But even with the considerable story depth injected into Contratto Carnale, the main attraction is female skin, with Strindberg indulging in a totally nude nap and Somer getting her kit off at several junctures, including at the aforementioned slave castle. This is actually really shocking, all things considered, but you'll be too blinded by her hotness to contemplate that. It's a shame there are so few decent promo images of her, but that's how it was with low budget 1970s movies. Strindberg, at least, posed for a few magazines, and those photos, including the promos below from the film, show what a great beauty she is. There's other beauty in Contratto Carnale too, such as exteriors shot around the Ghanaian coast and in some outlying villages. Also nice is the soundtrack, which is interspersed with a couple of classic West African tunes. Add it all together and you have a decent-not-great flick. Contratto Carnale premiered in Italy today in 1973.
|Vintage Pulp||May 25 2010|
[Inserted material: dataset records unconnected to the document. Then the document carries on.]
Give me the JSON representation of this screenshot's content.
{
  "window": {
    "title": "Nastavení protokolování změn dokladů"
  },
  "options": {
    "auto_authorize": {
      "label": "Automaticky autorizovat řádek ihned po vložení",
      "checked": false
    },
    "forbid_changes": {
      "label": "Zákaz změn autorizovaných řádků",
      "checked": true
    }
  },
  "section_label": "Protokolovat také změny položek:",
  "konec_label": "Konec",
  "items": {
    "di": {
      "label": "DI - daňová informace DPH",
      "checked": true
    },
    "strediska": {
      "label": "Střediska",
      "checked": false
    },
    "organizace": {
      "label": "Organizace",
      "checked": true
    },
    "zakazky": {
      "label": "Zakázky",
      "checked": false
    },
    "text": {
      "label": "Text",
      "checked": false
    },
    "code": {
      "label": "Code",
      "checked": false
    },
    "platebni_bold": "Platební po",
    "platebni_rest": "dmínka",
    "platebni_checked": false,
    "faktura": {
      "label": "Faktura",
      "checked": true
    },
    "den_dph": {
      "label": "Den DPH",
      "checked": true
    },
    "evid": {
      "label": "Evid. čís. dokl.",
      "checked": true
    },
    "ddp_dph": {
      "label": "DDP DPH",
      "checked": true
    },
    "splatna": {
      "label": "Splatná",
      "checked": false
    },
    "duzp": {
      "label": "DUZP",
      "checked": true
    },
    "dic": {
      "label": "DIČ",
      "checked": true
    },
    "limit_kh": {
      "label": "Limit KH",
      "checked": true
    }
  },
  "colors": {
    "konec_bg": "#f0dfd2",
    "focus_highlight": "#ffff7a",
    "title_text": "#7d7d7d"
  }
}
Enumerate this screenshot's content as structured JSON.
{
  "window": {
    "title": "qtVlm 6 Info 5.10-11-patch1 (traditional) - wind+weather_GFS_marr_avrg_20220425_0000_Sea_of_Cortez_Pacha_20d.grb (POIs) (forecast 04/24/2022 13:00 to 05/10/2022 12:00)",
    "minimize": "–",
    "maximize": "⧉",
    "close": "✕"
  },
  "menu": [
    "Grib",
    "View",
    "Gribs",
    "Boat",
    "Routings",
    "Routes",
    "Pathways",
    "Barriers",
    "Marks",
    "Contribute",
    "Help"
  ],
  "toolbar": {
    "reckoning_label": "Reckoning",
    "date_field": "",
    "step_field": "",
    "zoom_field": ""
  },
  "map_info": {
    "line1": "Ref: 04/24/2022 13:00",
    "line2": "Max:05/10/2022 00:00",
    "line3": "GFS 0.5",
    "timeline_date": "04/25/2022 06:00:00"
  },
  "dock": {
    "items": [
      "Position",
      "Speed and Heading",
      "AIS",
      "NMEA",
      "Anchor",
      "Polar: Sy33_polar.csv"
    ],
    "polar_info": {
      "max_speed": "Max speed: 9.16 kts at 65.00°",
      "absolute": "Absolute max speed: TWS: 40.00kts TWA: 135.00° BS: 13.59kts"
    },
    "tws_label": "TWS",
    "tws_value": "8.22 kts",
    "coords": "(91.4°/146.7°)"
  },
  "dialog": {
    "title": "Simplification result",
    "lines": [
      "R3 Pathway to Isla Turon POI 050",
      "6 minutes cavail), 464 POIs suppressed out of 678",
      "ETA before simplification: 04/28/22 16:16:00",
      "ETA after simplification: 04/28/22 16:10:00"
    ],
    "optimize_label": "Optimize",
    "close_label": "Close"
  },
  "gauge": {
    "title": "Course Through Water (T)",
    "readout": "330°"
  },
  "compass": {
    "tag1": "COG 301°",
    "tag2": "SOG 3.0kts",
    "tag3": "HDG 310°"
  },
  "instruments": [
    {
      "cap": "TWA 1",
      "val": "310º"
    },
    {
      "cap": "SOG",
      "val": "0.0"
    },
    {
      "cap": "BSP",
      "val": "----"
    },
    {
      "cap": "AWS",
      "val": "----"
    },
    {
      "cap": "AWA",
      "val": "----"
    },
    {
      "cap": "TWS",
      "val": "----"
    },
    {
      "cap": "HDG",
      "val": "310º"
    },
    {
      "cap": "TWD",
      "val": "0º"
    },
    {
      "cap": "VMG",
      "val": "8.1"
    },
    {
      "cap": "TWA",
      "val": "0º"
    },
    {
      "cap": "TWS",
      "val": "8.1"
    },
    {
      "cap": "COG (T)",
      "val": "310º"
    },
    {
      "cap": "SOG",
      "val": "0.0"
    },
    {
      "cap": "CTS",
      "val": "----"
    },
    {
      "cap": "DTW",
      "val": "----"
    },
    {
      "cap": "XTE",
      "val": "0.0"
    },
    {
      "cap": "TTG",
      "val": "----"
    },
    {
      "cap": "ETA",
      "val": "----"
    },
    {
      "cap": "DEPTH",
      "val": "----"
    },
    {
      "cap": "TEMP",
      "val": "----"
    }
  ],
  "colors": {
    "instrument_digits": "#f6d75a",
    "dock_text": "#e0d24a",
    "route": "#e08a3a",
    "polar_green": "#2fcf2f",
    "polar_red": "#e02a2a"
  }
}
Above is an amazing German promo poster for Der Schwanz des Skorpions, aka La coda dello scorpione, aka The Case of the Scorpion’s Tail. You may have noticed we’re on a bit of a giallo kick of late. This one was directed by Sergio Martino, who also gave us the unforgettably titled thrillers Your Vice Is a Locked Room and Only I Have the Key and The Bodies Bear Traces of Carnal Violence. When a woman inherits a million dollars from a husband who died in a plane crash, people start crawling out of the woodwork and all of them want a share of the loot. We won’t go into more detail, except to say that it’s pretty good, and the interesting Swedish actress Anita Strindberg—whose fantastically-shaped mouth probably fueled about fifty million erotic fantasies during the seventies—co-stars with hunky George Hilton. The title refers to a scorpion cufflink that’s a clue to the killer’s identity, but we didn’t really pay too much attention to the plot details because we were too busy contemplating the anti-gravitational properties of Strindberg’s two, uh, body modifications. They must be among the first to appear on a movie screen, so Der Schwanz des Skorpions isn’t just a fun giallo, it’s also historically significant. Sort of. It opened in West Berlin, West Germany, today in 1973.